“[Sgt. Jonathan] Mattingly and [detective Myles] Cosgrove were justified in their return of deadly fire after having been fired upon by Kenneth Walker. Let me state that again. According to Kentucky law, the use of force by Mattingly and Cosgrove was justified to protect themselves,” said Attorney General Daniel Cameron during a press conference.
Louisville Mayor Greg Fischer released a statement reminding Americans that the “case is far from over.”
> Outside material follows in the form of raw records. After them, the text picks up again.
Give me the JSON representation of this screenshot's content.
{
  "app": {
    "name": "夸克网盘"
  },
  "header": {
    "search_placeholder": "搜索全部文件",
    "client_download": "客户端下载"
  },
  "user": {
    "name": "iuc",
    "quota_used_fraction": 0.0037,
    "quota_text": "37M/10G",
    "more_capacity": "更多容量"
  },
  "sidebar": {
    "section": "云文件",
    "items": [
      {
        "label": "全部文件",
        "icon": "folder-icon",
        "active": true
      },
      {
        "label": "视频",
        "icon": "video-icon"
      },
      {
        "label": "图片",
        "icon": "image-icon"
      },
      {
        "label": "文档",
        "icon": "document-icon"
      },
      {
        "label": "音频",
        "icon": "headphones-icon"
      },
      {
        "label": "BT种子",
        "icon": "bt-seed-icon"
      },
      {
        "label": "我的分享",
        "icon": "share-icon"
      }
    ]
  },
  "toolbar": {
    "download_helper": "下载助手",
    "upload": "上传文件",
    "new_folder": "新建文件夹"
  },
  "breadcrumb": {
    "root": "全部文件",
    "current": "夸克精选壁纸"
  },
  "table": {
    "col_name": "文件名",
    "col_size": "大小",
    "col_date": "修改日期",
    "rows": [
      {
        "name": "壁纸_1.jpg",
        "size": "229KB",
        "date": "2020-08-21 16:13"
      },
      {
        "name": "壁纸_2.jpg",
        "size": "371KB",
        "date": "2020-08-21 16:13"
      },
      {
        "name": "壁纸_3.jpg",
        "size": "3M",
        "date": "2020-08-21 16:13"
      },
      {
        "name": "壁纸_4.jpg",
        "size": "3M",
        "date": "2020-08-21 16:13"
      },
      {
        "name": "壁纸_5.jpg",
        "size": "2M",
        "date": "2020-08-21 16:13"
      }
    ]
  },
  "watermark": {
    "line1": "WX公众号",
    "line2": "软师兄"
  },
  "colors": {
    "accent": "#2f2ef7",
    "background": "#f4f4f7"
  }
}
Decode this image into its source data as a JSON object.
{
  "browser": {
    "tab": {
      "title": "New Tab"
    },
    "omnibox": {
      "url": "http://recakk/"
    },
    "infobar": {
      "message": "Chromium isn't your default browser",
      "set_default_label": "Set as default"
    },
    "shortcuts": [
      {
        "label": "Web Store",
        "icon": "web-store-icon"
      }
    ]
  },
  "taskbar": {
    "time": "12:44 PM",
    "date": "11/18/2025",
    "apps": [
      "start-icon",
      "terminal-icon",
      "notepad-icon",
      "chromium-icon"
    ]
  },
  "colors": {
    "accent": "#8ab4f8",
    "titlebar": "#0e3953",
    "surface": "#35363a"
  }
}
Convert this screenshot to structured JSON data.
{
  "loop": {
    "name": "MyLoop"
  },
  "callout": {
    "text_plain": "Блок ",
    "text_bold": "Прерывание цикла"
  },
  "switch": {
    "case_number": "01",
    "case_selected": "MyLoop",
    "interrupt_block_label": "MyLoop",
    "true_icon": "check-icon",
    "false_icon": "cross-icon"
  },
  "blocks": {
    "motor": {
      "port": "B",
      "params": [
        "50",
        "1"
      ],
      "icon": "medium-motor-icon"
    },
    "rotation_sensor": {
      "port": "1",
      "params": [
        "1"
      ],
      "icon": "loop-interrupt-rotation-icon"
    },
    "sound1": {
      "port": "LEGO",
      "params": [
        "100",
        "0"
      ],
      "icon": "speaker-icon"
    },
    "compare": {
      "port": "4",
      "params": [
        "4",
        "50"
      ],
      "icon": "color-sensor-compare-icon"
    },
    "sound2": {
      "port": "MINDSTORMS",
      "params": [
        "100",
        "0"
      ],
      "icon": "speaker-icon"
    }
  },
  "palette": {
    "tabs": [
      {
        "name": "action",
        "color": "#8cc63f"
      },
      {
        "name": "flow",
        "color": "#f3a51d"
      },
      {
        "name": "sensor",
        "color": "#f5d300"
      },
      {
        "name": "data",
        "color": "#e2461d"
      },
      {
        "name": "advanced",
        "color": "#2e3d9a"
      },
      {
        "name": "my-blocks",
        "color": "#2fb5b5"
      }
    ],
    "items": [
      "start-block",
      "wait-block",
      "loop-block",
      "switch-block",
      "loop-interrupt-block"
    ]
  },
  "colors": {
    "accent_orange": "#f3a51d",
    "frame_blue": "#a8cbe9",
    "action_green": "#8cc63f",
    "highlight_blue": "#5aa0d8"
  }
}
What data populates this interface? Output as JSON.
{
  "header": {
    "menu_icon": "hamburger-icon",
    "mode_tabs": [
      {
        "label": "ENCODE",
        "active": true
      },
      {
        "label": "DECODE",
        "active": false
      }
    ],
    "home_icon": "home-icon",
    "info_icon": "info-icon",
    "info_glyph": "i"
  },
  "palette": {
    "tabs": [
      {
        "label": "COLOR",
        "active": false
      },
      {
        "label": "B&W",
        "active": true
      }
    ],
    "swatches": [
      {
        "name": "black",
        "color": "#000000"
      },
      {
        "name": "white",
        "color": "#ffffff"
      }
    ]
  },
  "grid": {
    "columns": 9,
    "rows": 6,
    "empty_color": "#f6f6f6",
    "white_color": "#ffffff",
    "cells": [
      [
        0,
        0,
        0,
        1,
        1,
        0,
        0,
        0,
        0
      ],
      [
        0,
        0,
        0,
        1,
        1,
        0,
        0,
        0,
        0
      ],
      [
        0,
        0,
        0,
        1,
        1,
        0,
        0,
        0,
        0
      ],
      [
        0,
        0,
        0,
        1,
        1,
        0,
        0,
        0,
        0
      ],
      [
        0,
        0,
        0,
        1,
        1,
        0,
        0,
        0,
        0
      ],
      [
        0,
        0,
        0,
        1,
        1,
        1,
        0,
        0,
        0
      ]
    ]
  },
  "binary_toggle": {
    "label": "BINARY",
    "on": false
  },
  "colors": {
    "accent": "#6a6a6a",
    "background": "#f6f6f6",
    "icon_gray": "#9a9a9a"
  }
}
He said the FBI is still conducting its own investigation, which the Department of Justice will review to determine whether there was any violation of federal law, including Civil Rights violations, while the LMPD conducts a Professional Standards Unit investigation to determine if any policies and procedures were violated by officers involved in the case. The chief of police will use that report to determine if any officers need further training or discipline.